The 75-year-old retired U.S. Postal Service employee grew up in a “colored only” world of restricted public accommodations, second-class educational facilities and limited employment opportunities.
He thus appreciated King’s historic civil rights crusade that ultimately helped open doors for him, his children, his grandchildren and millions of other African-Americans across the country.
But as head of the local NAACP, Bartleson went beyond just a personal appreciation of King’s dream, his vision of ending the nightmare of segregation and what it meant to him and his family. He embraced a communitywide dedication to keeping the dream alive.
Bartleson and his organization worked year-round to help minorities in Danville and neighboring communities overcome the remaining but still insidious vestiges of Jim Crow America that were putting illegal obstacles in their way to experience Dr. King’s America, whether it be a house whose price suddenly was jacked up for an African-American buyer or a job whose qualifications suddenly became unmatchable, or an arrest that was based more on the color of the alleged offender than the evidence that led to his arrest.

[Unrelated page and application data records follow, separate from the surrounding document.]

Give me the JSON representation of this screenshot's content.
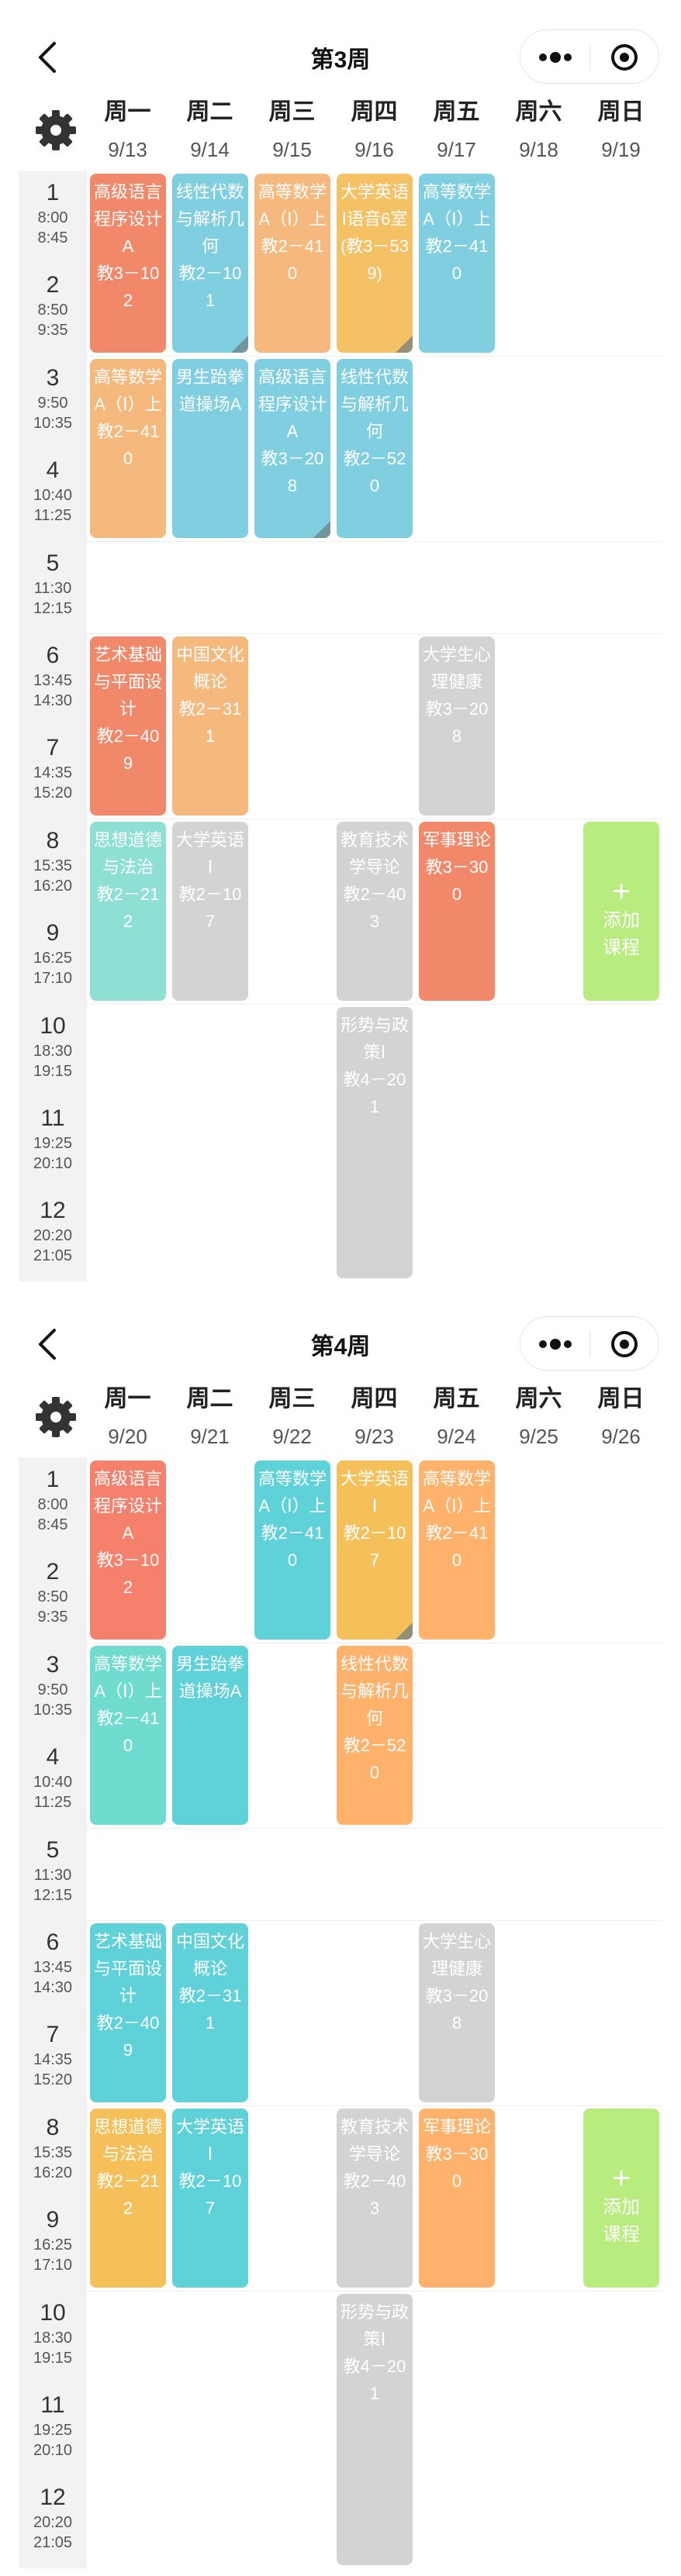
{
  "weeks": [
    {
      "title": "第3周",
      "days": [
        {
          "name": "周一",
          "date": "9/13"
        },
        {
          "name": "周二",
          "date": "9/14"
        },
        {
          "name": "周三",
          "date": "9/15"
        },
        {
          "name": "周四",
          "date": "9/16"
        },
        {
          "name": "周五",
          "date": "9/17"
        },
        {
          "name": "周六",
          "date": "9/18"
        },
        {
          "name": "周日",
          "date": "9/19"
        }
      ],
      "courses": [
        {
          "text": "高级语言程序设计A\n教3－102",
          "day": 0,
          "start": 1,
          "span": 2,
          "color": "#f2886a",
          "gray": false,
          "corner": false
        },
        {
          "text": "线性代数与解析几何\n教2－101",
          "day": 1,
          "start": 1,
          "span": 2,
          "color": "#7fcfe0",
          "gray": false,
          "corner": true
        },
        {
          "text": "高等数学A（Ⅰ）上\n教2－410",
          "day": 2,
          "start": 1,
          "span": 2,
          "color": "#f5b87d",
          "gray": false,
          "corner": false
        },
        {
          "text": "大学英语Ⅰ语音6室(教3－539)",
          "day": 3,
          "start": 1,
          "span": 2,
          "color": "#f4c164",
          "gray": false,
          "corner": true
        },
        {
          "text": "高等数学A（Ⅰ）上\n教2－410",
          "day": 4,
          "start": 1,
          "span": 2,
          "color": "#7fcfe0",
          "gray": false,
          "corner": false
        },
        {
          "text": "高等数学A（Ⅰ）上\n教2－410",
          "day": 0,
          "start": 3,
          "span": 2,
          "color": "#f5b87d",
          "gray": false,
          "corner": false
        },
        {
          "text": "男生跆拳道操场A",
          "day": 1,
          "start": 3,
          "span": 2,
          "color": "#7fcfe0",
          "gray": false,
          "corner": false
        },
        {
          "text": "高级语言程序设计A\n教3－208",
          "day": 2,
          "start": 3,
          "span": 2,
          "color": "#7fcfe0",
          "gray": false,
          "corner": true
        },
        {
          "text": "线性代数与解析几何\n教2－520",
          "day": 3,
          "start": 3,
          "span": 2,
          "color": "#7fcfe0",
          "gray": false,
          "corner": false
        },
        {
          "text": "艺术基础与平面设计\n教2－409",
          "day": 0,
          "start": 6,
          "span": 2,
          "color": "#f2886a",
          "gray": false,
          "corner": false
        },
        {
          "text": "中国文化概论\n教2－311",
          "day": 1,
          "start": 6,
          "span": 2,
          "color": "#f5b87d",
          "gray": false,
          "corner": false
        },
        {
          "text": "大学生心理健康\n教3－208",
          "day": 4,
          "start": 6,
          "span": 2,
          "color": "#d3d3d3",
          "gray": true,
          "corner": false
        },
        {
          "text": "思想道德与法治\n教2－212",
          "day": 0,
          "start": 8,
          "span": 2,
          "color": "#8fe0d4",
          "gray": false,
          "corner": false
        },
        {
          "text": "大学英语Ⅰ\n教2－107",
          "day": 1,
          "start": 8,
          "span": 2,
          "color": "#d3d3d3",
          "gray": true,
          "corner": false
        },
        {
          "text": "教育技术学导论\n教2－403",
          "day": 3,
          "start": 8,
          "span": 2,
          "color": "#d3d3d3",
          "gray": true,
          "corner": false
        },
        {
          "text": "军事理论\n教3－300",
          "day": 4,
          "start": 8,
          "span": 2,
          "color": "#f2886a",
          "gray": false,
          "corner": false
        },
        {
          "text": "形势与政策Ⅰ\n教4－201",
          "day": 3,
          "start": 10,
          "span": 3,
          "color": "#d3d3d3",
          "gray": true,
          "corner": false
        }
      ],
      "add": {
        "plus": "+",
        "label": "添加\n课程",
        "day": 6,
        "start": 8,
        "span": 2
      }
    },
    {
      "title": "第4周",
      "days": [
        {
          "name": "周一",
          "date": "9/20"
        },
        {
          "name": "周二",
          "date": "9/21"
        },
        {
          "name": "周三",
          "date": "9/22"
        },
        {
          "name": "周四",
          "date": "9/23"
        },
        {
          "name": "周五",
          "date": "9/24"
        },
        {
          "name": "周六",
          "date": "9/25"
        },
        {
          "name": "周日",
          "date": "9/26"
        }
      ],
      "courses": [
        {
          "text": "高级语言程序设计A\n教3－102",
          "day": 0,
          "start": 1,
          "span": 2,
          "color": "#f5806c",
          "gray": false,
          "corner": false
        },
        {
          "text": "高等数学A（Ⅰ）上\n教2－410",
          "day": 2,
          "start": 1,
          "span": 2,
          "color": "#5fd1d9",
          "gray": false,
          "corner": false
        },
        {
          "text": "大学英语Ⅰ\n教2－107",
          "day": 3,
          "start": 1,
          "span": 2,
          "color": "#f5c05a",
          "gray": false,
          "corner": true
        },
        {
          "text": "高等数学A（Ⅰ）上\n教2－410",
          "day": 4,
          "start": 1,
          "span": 2,
          "color": "#ffb26b",
          "gray": false,
          "corner": false
        },
        {
          "text": "高等数学A（Ⅰ）上\n教2－410",
          "day": 0,
          "start": 3,
          "span": 2,
          "color": "#6fdccf",
          "gray": false,
          "corner": false
        },
        {
          "text": "男生跆拳道操场A",
          "day": 1,
          "start": 3,
          "span": 2,
          "color": "#5fd1d9",
          "gray": false,
          "corner": false
        },
        {
          "text": "线性代数与解析几何\n教2－520",
          "day": 3,
          "start": 3,
          "span": 2,
          "color": "#ffb26b",
          "gray": false,
          "corner": false
        },
        {
          "text": "艺术基础与平面设计\n教2－409",
          "day": 0,
          "start": 6,
          "span": 2,
          "color": "#5fd1d9",
          "gray": false,
          "corner": false
        },
        {
          "text": "中国文化概论\n教2－311",
          "day": 1,
          "start": 6,
          "span": 2,
          "color": "#5fd1d9",
          "gray": false,
          "corner": false
        },
        {
          "text": "大学生心理健康\n教3－208",
          "day": 4,
          "start": 6,
          "span": 2,
          "color": "#d3d3d3",
          "gray": true,
          "corner": false
        },
        {
          "text": "思想道德与法治\n教2－212",
          "day": 0,
          "start": 8,
          "span": 2,
          "color": "#f5c05a",
          "gray": false,
          "corner": false
        },
        {
          "text": "大学英语Ⅰ\n教2－107",
          "day": 1,
          "start": 8,
          "span": 2,
          "color": "#5fd1d9",
          "gray": false,
          "corner": false
        },
        {
          "text": "教育技术学导论\n教2－403",
          "day": 3,
          "start": 8,
          "span": 2,
          "color": "#d3d3d3",
          "gray": true,
          "corner": false
        },
        {
          "text": "军事理论\n教3－300",
          "day": 4,
          "start": 8,
          "span": 2,
          "color": "#ffb26b",
          "gray": false,
          "corner": false
        },
        {
          "text": "形势与政策Ⅰ\n教4－201",
          "day": 3,
          "start": 10,
          "span": 3,
          "color": "#d3d3d3",
          "gray": true,
          "corner": false
        }
      ],
      "add": {
        "plus": "+",
        "label": "添加\n课程",
        "day": 6,
        "start": 8,
        "span": 2
      }
    }
  ],
  "periods": [
    {
      "num": "1",
      "start": "8:00",
      "end": "8:45"
    },
    {
      "num": "2",
      "start": "8:50",
      "end": "9:35"
    },
    {
      "num": "3",
      "start": "9:50",
      "end": "10:35"
    },
    {
      "num": "4",
      "start": "10:40",
      "end": "11:25"
    },
    {
      "num": "5",
      "start": "11:30",
      "end": "12:15"
    },
    {
      "num": "6",
      "start": "13:45",
      "end": "14:30"
    },
    {
      "num": "7",
      "start": "14:35",
      "end": "15:20"
    },
    {
      "num": "8",
      "start": "15:35",
      "end": "16:20"
    },
    {
      "num": "9",
      "start": "16:25",
      "end": "17:10"
    },
    {
      "num": "10",
      "start": "18:30",
      "end": "19:15"
    },
    {
      "num": "11",
      "start": "19:25",
      "end": "20:10"
    },
    {
      "num": "12",
      "start": "20:20",
      "end": "21:05"
    }
  ],
  "icons": {
    "back": "chevron-left-icon",
    "more": "more-dots-icon",
    "close": "target-circle-icon",
    "settings": "gear-icon"
  },
  "colors": {
    "grid_line": "#efefef",
    "period_bg": "#f2f2f2",
    "add_course": "#b8ec7e"
  }
}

But as much as he and other NAACP members accomplished on a daily basis largely behind the scenes, it was on a big stage where many in the community, especially white residents, got to know Bartleson. In mid-January every year for many years, he served as master of ceremonies of the NAACP’s annual observance of King’s birthday at First Baptist Church, Second and Walnut streets.

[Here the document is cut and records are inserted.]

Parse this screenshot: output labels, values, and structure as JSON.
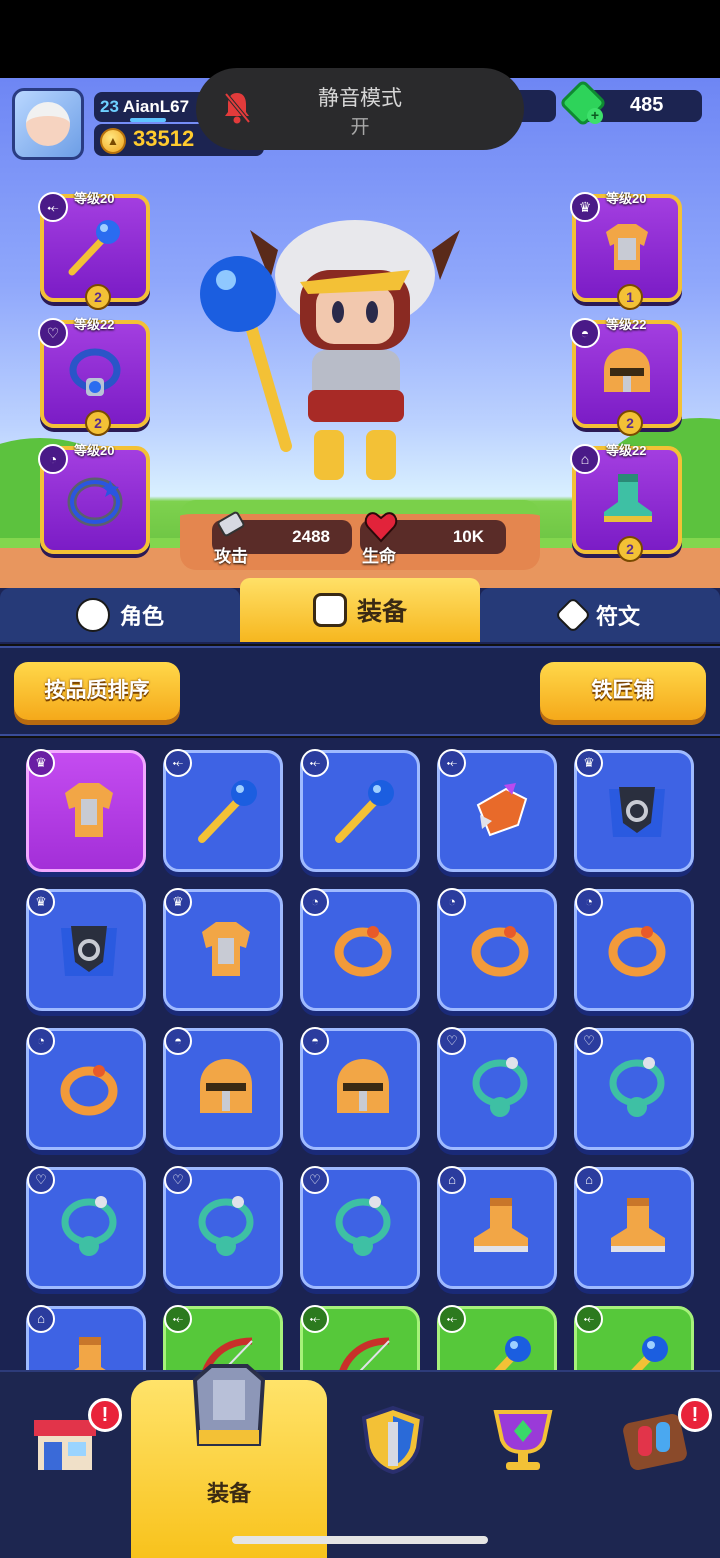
{
  "toast": {
    "title": "静音模式",
    "subtitle": "开"
  },
  "player": {
    "level": "23",
    "name": "AianL67",
    "coins": "33512",
    "gems": "485"
  },
  "slots": {
    "left": [
      {
        "level": "等级20",
        "stars": "2",
        "type": "weapon",
        "icon": "staff-icon"
      },
      {
        "level": "等级22",
        "stars": "2",
        "type": "necklace",
        "icon": "necklace-icon"
      },
      {
        "level": "等级20",
        "stars": "",
        "type": "ring",
        "icon": "ring-icon"
      }
    ],
    "right": [
      {
        "level": "等级20",
        "stars": "1",
        "type": "armor",
        "icon": "armor-icon"
      },
      {
        "level": "等级22",
        "stars": "2",
        "type": "helmet",
        "icon": "helmet-icon"
      },
      {
        "level": "等级22",
        "stars": "2",
        "type": "boots",
        "icon": "boots-icon"
      }
    ]
  },
  "stats": {
    "attack_label": "攻击",
    "attack_value": "2488",
    "hp_label": "生命",
    "hp_value": "10K"
  },
  "tabs": {
    "character": "角色",
    "equipment": "装备",
    "rune": "符文"
  },
  "buttons": {
    "sort": "按品质排序",
    "blacksmith": "铁匠铺"
  },
  "inventory": [
    [
      "armor-icon",
      "staff-icon",
      "staff-icon",
      "gauntlet-icon",
      "cape-armor-icon"
    ],
    [
      "cape-armor-icon",
      "armor-icon",
      "ring-icon",
      "ring-icon",
      "ring-icon"
    ],
    [
      "ring-icon",
      "helmet-icon",
      "helmet-icon",
      "necklace-icon",
      "necklace-icon"
    ],
    [
      "necklace-icon",
      "necklace-icon",
      "necklace-icon",
      "boots-icon",
      "boots-icon"
    ],
    [
      "boots-icon",
      "bow-icon",
      "bow-icon",
      "staff-icon",
      "staff-icon"
    ]
  ],
  "bottom_nav": {
    "active_label": "装备",
    "shop_badge": "!",
    "events_badge": "!"
  },
  "colors": {
    "rare": "#3e63e4",
    "epic": "#c44cf0",
    "uncommon": "#56c83a",
    "gold": "#f3c136"
  }
}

For nearly 30 years, I covered the annual King celebration for The Advocate-Messenger, and I did so from a folding chair in the back of the church.
Bartleson once suggested I move to a seat in a front row pew, but I told him that I preferred the back row seat so I could get a more panoramic view — and added that I wanted to pay respects and reparation of sorts to Rosa Parks by being a white man sitting in the back of the bus.

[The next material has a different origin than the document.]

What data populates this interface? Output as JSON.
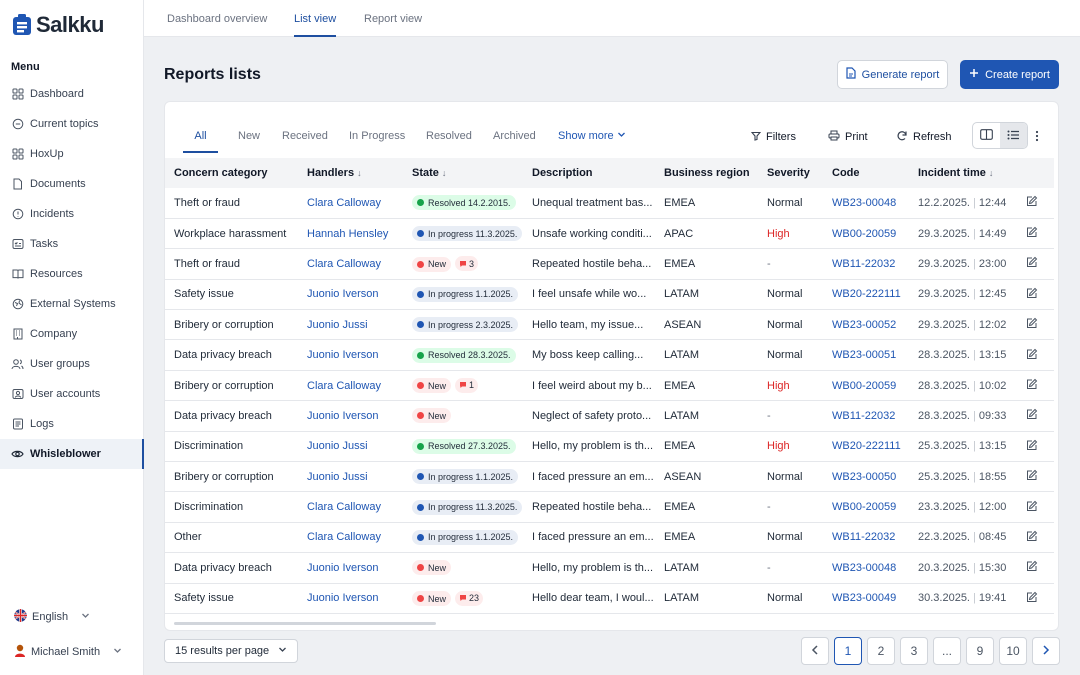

After the moving performances of black spirituals by various choirs and inspiring dramatic productions by young people, Bartleson began the celebration with an impassioned and often emotional plea to all in attendance not only to keep King’s dream alive in their hearts and souls but also to work to bring the dream to reality through their words and deeds. He paid special attention to the youth of the community, involving them in every program as well as encouraging their parents to bring them to the celebration.
Bartleson’s message was simple but inspirational: We’ve come a long way but there still is a long way to travel.
From now on, this community will be traveling without Bartleson, but we can keep him alive by keeping the dream to which he dedicated his leadership of the NAACP alive. We can be his disciples.
That there would be others to carry on his cause — that he was able to recruit disciples to continue his pursuit of the dream — was obvious in King’s last speech on April 3, 1968, just before he was assassinated:
“Like anybody, I would like to live a long life. Longevity has its place. But I’m not concerned about that now. I just want to do God’s will. And He’s allowed me to go up to the mountain. And I’ve looked over. And I’ve seen the Promised Land. I may not get there with you. But I want you to know tonight, that we, as a people, will get to the promised land!”